March 2000

Let us thank Eliza Ruhamah Scidmore for the idea of planting Japanese cherry trees in the Nation's Capital. After returning home from her first visit to Japan in 1885, the Washington resident approached the Superintendent of Public Building and Grounds to propose that Japanese cherries beautify the soon-to-be-reclaimed Potomac waterfront. She approached every new Superintendent with the same plan for the next 24 years. But did they listen? Join me on a walk around the Tidal Basin
Our next champion was Dr. David Fairchild of the U.S. Department of Agriculture. He imported 100 cherry trees from Japan, and planted them on his own property in Chevy Chase, Maryland. After becoming confident of their hardiness, he encouraged the Chevy Chase Land Company to order 300 trees in 1907. The next year, he gave cherry saplings to D.C. school children to plant in their school yards. At his subsequent Arbor Day lecture, attended by Mrs. Scidmore, he proposed that part of West Potomac Park be turned into a "Field of Cherries."

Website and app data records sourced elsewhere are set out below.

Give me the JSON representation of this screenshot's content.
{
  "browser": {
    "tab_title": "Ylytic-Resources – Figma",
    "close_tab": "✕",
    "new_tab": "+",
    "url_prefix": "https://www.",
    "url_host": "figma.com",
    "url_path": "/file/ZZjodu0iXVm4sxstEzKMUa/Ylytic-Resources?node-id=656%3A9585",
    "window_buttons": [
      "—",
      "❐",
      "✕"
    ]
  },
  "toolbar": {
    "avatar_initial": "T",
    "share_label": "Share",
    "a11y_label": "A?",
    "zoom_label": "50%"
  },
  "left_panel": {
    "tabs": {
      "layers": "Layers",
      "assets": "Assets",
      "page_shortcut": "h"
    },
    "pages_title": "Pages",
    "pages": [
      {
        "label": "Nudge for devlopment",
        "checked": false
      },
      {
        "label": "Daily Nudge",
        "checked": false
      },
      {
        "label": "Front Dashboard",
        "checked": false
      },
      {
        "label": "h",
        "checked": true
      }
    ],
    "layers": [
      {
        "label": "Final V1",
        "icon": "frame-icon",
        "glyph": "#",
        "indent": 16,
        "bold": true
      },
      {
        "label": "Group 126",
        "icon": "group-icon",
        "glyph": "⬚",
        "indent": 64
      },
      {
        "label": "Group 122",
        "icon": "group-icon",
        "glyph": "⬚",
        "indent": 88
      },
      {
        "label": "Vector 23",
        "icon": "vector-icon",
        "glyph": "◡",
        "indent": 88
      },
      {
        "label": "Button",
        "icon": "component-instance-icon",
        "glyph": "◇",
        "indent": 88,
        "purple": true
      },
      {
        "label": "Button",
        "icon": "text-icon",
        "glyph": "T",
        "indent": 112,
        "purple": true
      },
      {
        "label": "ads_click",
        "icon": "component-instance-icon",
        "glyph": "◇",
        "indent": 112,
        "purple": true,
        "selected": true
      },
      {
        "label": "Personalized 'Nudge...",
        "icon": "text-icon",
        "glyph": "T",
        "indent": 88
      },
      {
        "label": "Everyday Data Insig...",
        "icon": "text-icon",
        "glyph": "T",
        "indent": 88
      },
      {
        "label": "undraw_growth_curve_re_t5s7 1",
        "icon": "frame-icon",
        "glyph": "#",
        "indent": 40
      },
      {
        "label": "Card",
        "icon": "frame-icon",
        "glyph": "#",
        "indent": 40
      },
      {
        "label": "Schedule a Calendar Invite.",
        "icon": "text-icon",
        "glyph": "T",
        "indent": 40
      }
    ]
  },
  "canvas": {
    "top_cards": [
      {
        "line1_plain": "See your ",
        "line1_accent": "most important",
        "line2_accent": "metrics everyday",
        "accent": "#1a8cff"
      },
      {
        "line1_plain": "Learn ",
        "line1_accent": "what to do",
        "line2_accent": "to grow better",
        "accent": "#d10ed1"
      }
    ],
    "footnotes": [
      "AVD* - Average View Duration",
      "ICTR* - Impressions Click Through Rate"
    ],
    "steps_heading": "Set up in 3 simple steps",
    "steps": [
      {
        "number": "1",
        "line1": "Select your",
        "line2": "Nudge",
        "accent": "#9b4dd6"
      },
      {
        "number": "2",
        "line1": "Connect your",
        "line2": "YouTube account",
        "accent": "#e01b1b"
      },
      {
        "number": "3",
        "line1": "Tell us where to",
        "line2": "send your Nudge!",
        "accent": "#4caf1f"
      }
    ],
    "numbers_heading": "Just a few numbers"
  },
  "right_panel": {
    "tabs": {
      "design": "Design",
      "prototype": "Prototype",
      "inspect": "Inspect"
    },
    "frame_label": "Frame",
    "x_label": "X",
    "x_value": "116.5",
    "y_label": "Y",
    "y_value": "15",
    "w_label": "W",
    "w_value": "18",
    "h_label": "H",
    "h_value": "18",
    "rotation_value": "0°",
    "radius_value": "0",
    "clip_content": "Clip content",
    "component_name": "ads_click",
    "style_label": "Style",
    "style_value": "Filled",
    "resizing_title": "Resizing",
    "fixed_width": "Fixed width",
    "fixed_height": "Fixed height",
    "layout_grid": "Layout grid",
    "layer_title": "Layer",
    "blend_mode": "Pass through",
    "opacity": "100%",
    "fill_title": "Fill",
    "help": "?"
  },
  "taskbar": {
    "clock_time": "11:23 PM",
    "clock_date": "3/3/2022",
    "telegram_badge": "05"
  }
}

Tidal Basin in summerIn the course of raising money for the project, Mrs. Scidmore sent a note to First lady Helen Herron Taft, who had once lived in Japan. Mrs. Taft liked the idea of planting the Japanese cherries — and accepted the offer of 2,000 trees from the Japanese consul in New York to add to several dozen purchased by the U.S. government. The Japanese trees that arrived in 1910 were infested and had to be destroyed. More than 3,000 trees were then donated by Japan in 1912. Mrs. Taft and Viscountess Chinda, the wife of the Japanese Ambassador, planted the first two cherry trees on March 27, 1910. Those trees are still standing - and about 150 trees remain from the original 1912 donation.

For more information, see the National Park Service cherry blossom page.